### Source data
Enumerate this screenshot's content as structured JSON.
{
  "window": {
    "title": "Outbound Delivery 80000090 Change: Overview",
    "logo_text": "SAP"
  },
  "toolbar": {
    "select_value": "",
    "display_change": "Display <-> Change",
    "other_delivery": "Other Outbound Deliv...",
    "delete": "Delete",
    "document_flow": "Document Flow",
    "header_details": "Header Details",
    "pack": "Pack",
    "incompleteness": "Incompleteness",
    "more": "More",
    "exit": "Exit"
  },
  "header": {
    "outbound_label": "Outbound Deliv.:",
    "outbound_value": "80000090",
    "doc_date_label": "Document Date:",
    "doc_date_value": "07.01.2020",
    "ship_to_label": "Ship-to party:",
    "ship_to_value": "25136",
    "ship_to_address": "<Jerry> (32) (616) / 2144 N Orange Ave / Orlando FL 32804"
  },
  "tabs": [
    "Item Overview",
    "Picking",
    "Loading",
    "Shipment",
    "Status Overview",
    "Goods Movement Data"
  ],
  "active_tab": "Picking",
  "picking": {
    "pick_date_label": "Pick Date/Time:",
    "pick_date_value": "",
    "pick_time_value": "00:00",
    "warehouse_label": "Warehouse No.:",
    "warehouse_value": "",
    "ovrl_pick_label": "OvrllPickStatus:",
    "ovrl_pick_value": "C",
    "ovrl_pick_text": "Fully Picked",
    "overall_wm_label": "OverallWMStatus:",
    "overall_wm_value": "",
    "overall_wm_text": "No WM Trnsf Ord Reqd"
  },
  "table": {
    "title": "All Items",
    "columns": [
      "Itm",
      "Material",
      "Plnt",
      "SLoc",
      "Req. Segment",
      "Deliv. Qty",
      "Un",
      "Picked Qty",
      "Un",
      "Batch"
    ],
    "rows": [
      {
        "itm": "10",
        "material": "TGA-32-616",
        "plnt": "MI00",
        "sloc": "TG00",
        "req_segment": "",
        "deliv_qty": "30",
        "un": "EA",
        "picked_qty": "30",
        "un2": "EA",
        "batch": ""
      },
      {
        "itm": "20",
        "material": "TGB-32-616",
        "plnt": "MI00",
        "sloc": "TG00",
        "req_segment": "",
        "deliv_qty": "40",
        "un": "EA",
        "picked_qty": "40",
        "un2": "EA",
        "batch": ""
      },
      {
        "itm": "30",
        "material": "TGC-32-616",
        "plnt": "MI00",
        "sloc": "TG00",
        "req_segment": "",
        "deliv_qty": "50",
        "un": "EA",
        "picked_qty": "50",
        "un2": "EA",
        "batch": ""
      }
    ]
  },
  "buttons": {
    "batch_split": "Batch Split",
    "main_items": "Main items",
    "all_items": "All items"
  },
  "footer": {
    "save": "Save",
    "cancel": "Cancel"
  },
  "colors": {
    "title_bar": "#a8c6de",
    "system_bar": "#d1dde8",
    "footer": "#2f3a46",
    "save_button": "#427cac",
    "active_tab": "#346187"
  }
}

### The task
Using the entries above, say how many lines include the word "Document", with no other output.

### Reply
2